However, he believed there could be survivors as long as they had different strengths.

Feng Xiaohai, CEO of, which raised $50 million from Kleiner Perkins Caufield & Byers and JP Morgan in June, said on Wednesday that there have been many bubbles in the group-buying market in China and irrational expansion.

"As far as I know, many group-buying websites are laying off as well. The reason Gaopeng got so much attention may be that it just laid off more people than others," he said. Manzuo has a presence in 60 cities with about 1,500 employees.

He said that he believed an industry reshuffle was well under way and only five national operators will be able to survive.

Xu Maodong, CEO of another group-buying website, also believed that only three to five major group-buying sites could survive the competition in the next three years.

Yang Guoqiang, special assistant to the chairman of, said the company is "trimming" its workforce, but it was based on staff performances.

Wu Bo, the CEO of, said it will become more difficult for group-buying websites to raise funds. "If you want to set up another group buying platform, no investors will be interested." He said needs at least two years to achieve profitability.

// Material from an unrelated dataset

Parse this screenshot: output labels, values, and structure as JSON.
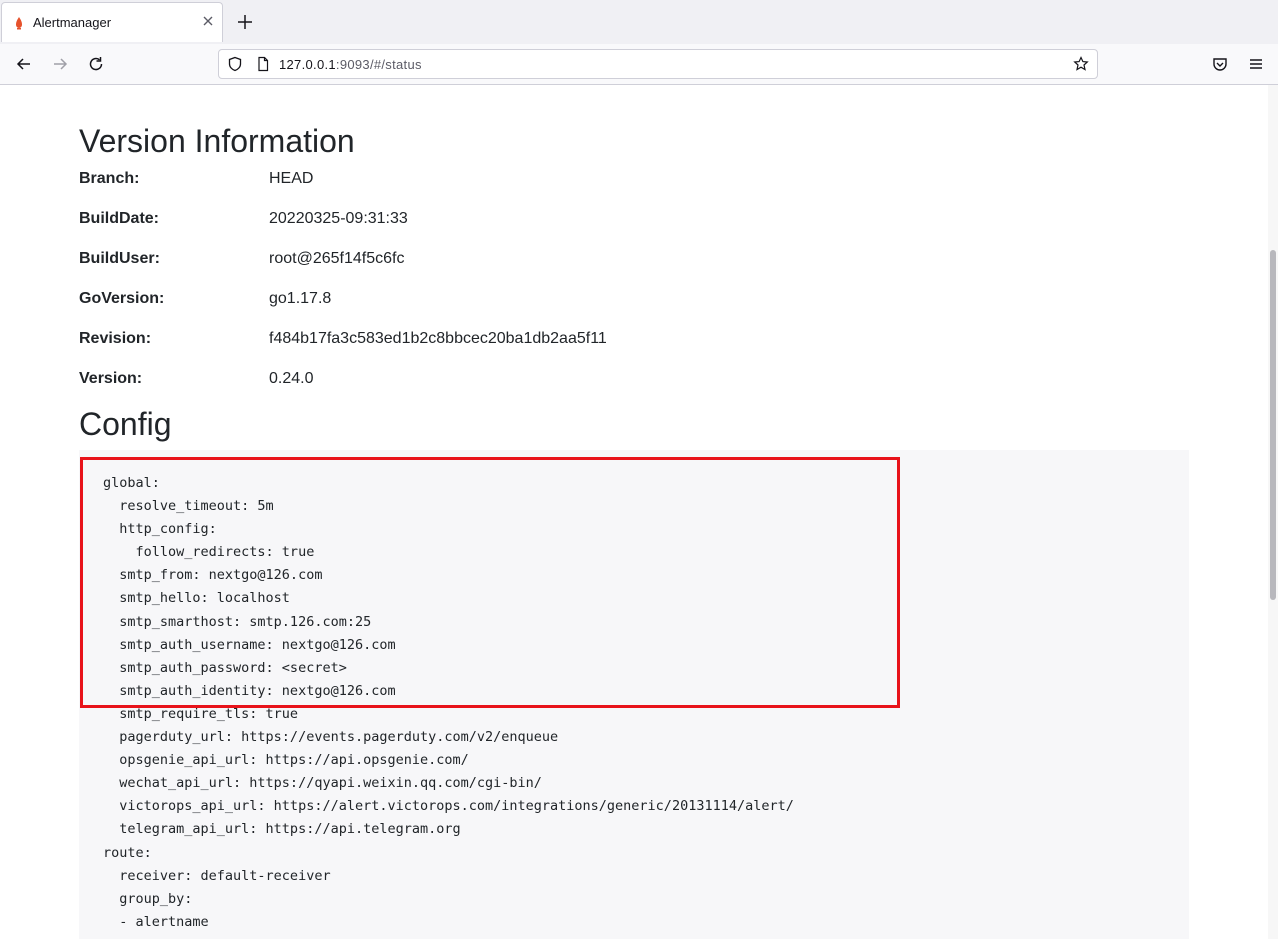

Wu said his company still has enough capital for the next six to 12 months.

With the ambitious goal of becoming the most visited group-buying site, Gaopeng vowed to dominate China's flourishing group-buying market following its launch in February.

But data from Analysys International, an Internet research company, show gets 1.71 million clicks a day, ranking a distant eighth, after its major rival's 6 million clicks.

Backed by seasoned Internet players and other venture capital sources, Gaopeng should not be running low on cash. But the war to become the "Groupon of China" has become an expensive arms race, turning Gaopeng's enviable cash flow model inside out, said Chen Shousong, an analyst from Analysys International.

Ace, 28, was among the some 200 employees who were let go by the company's Shanghai operation. He did not want to reveal his full name. He said his department was the first to be informed and he was also the first in the department to go.

"They informed me of the termination instead of discussing anything with me. They had every document prepared and formatted my work laptop in 10 minutes," he told China Daily.

The drastic layoff plan has affected people mostly from the operating and administration divisions.

Over the weekend, Ace and other dismissed fellow workers urged employees in Shanghai to dress in black to protest the sudden job cuts on Monday. "After group negotiation, we were given two months' severance pay. I think it is acceptable," Ace said.

The group-buying business arena is crowded with an estimated 3,000 companies that have sprung up in about one year. Among them, a dozen strong national competitors are throwing tens of millions of dollars into advertising, recruitment and low-priced offers of deals.

Statistics from consulting company Marbridge Consulting Ltd suggested Gaopeng used to spend 15 million yuan each month on advertising on and